On the table in this photograph are the remains of more than 130 wedge-tailed eagles (Aquila audax) — Australia’s largest bird of prey. The birds had been poisoned, and I needed to confirm the species for a criminal case.
As collection manager of ornithology at the Australian Museum in Sydney, I not only identify birds, but also give input on exhibits and educational programmes and provide other scientific services. The museum’s bird collection is the oldest and largest in Australia, containing about 100,000 specimens of species from all over both the country and the world. The oldest registered specimen is a northern pintail duck (Anas acuta), collected in 1828.
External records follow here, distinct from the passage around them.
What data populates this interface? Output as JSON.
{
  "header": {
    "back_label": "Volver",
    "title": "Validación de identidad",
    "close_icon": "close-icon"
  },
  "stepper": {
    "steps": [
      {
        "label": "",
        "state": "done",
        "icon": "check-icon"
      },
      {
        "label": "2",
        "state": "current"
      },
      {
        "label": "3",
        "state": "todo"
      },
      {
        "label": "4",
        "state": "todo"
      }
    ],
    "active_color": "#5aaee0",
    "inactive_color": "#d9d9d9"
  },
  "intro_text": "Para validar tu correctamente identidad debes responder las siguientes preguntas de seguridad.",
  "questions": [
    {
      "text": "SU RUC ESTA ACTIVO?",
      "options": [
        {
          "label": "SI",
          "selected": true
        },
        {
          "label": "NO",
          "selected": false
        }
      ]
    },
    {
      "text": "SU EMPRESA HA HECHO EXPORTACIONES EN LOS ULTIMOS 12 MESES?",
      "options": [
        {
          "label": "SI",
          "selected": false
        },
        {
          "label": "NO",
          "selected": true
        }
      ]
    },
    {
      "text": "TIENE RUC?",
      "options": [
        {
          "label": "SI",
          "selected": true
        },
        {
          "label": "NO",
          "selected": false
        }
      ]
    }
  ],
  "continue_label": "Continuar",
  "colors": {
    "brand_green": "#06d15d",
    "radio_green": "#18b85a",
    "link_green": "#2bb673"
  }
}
I liken the collection to a bird library. Researchers can come in to study a species or range of species. We’ve got stuffed specimens; skeletons; animals mounted in lifelike poses; intact birds in ethanol; eggs and nests; and a range of frozen tissues. Every item notes the time and location of collection, as well as the name of the species. Each is a snapshot in time and holds information that can’t be replicated.
My passion for birds began when I was young. I liked watching them to work out what they were doing. Why would different birds walk differently, eat different things, be different colours? For me, the collection is brilliant. I can hold the birds in my hand and look at them closely to scrutinize and appreciate their differences.
Specimens usually come in from the public or from staff at the National Parks and Wildlife Service. But in the eagle poisoning case, I had to fly down to a chilly government-department shed in Knoxfield to carry out my analyses.
The whole situation was very sad. The perpetrator was prosecuted for poisoning hundreds of birds on a property in Victoria between 2016 and 2018. He was fined and jailed. It was a great outcome to have him caught and penalized.